George W. Bush's lone move toward disarmament was an agreement with Russian President Vladimir Putin in November 2001 to reduce the number of deployed nuclear weapons on each side from 7,000 to 1,700-2,200 by 2012. (Both the U.S. and Russia currently have around 10,000 warheads in total, including some scheduled for decommissioning under previous agreements). While on the surface this seems significant, in reality the agreement contains no provision for destroying the warheads removed from service, nor even any verification requirements. Instead, the warheads can be put into storage and redeployed at any time.

Supporters of new weapons development argue that it is necessary to ensure the reliability of the U.S. nuclear arsenal as its weapons start to age. Many scientists, however, dispute this. According to testimony from some scientists involved in a new study of the U.S. nuclear arsenal, the actual lifespan of a nuclear warhead may be far longer than the 45-60 years previously estimated.

Even if the lower estimate is correct, the oldest nuclear weapons in the current U.S. arsenal are only around 35 years old. The bulk of deployed warheads were commissioned in the 1980s during the Reagan buildup, and thus still have several years of reliability left, even at the lower estimates. Upgrading to new systems, therefore, would be completely unnecessary were the U.S. simply to decommission the nuclear weapons it has already agreed to remove from active service. This would allow the U.S. and Russia to make some real progress toward disarmament, while at the same time retaining deployed arsenals approximately five times as large as that of the No. 3 nuclear power, China.

But of course, this would assume that the United States saw fulfillment of the NPT's promise of disarmament as a goal worth pursuing. That this is not the case was never stated more clearly than by General James Cartwright, who as head of the Strategic Command is the military officer in charge of U.S. WMD. "Right now, it is not the nation's position that zero is the answer to the size of our inventory," Cartwright was quoted as saying in the New York Times on Jan. 8.

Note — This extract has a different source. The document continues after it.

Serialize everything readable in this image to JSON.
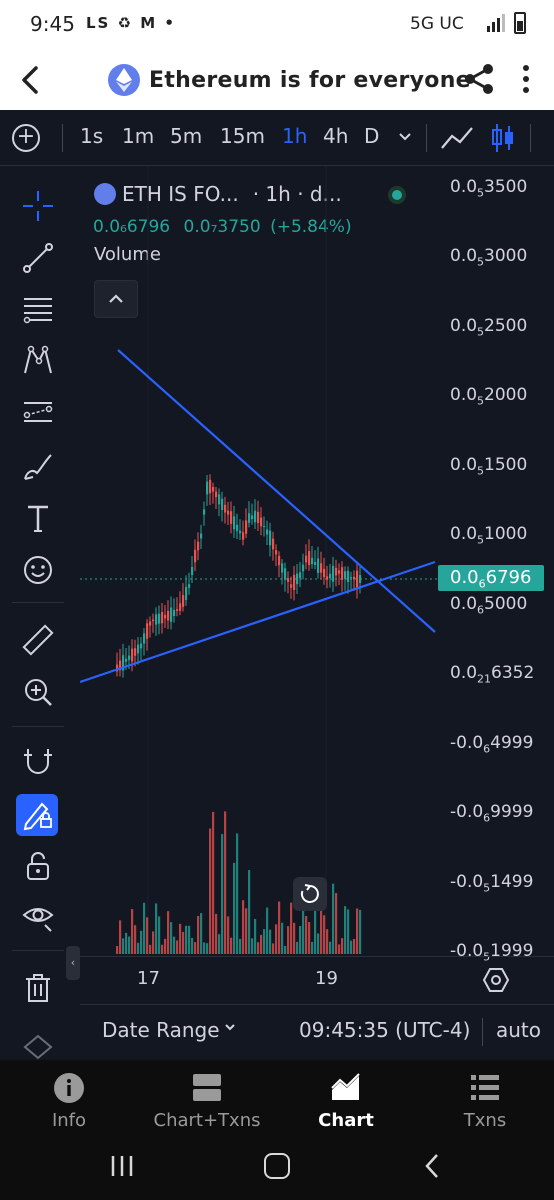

This is in stark contrast to one of Cartwright's predecessors, General Lee Butler, who has said that when he took command of StratCom at the end of the Cold War, he felt that his mission was to make his own position irrelevant. That this still hasn't happened 15 years on is a motivating factor in Butler's continued activism in pushing for disarmament.

One can certainly argue whether the U.S. -- or the other recognized nuclear powers, for that matter -- has ever been serious about nuclear disarmament. Still, the movement toward a more open disdain for even the goal of denuclearization is reason for concern. Neocons argue that by building an even stronger, more reliable nuclear arsenal, potential proliferators can be deterred by the sheer futility of ever matching U.S. might.

The problem with this idea is that it's not supported by history, logic, or even international relations theory. Unlike the Soviet Union, which was engaged in a global superpower struggle against the U.S., today's would-be proliferators, like Iran and North Korea, are not looking to match the U.S. warhead-for-warhead according to the twisted logic of Mutually Assured Destruction (MAD). Rather, facing the reality of American conventional military dominance, they're looking to nuclear weapons as a way to reduce America's coercive power against them. It's no coincidence that after the U.S. attacked Iraq on the false premise that it was developing WMD, North Korea quickly switched from denying its nuclear weapons program to exaggerating it.

The end result of U.S. retreat from the NPT principles -- also demonstrated by its nuclear cooperation agreement with India -- can only be an expansion of the world's nuclear club. And that doesn't make anyone safer.

01-10-2007, 12:45 PM
Why Oh why would you ever unleash such horrible destruction on this planet we live on?

01-10-2007, 12:52 PM
Cause it looks cool, and scares our enemies.

01-10-2007, 03:44 PM
Back in January 2006 this was mentioned in “Physics Today:”

“Stop a U.S. nuclear attack on Iran!”

http://physics.ucsd.edu/~jorge/publicservice.html (http://physics.ucsd.edu/%7Ejorge/publicservice.html)

Non-physicists can also sign the petition: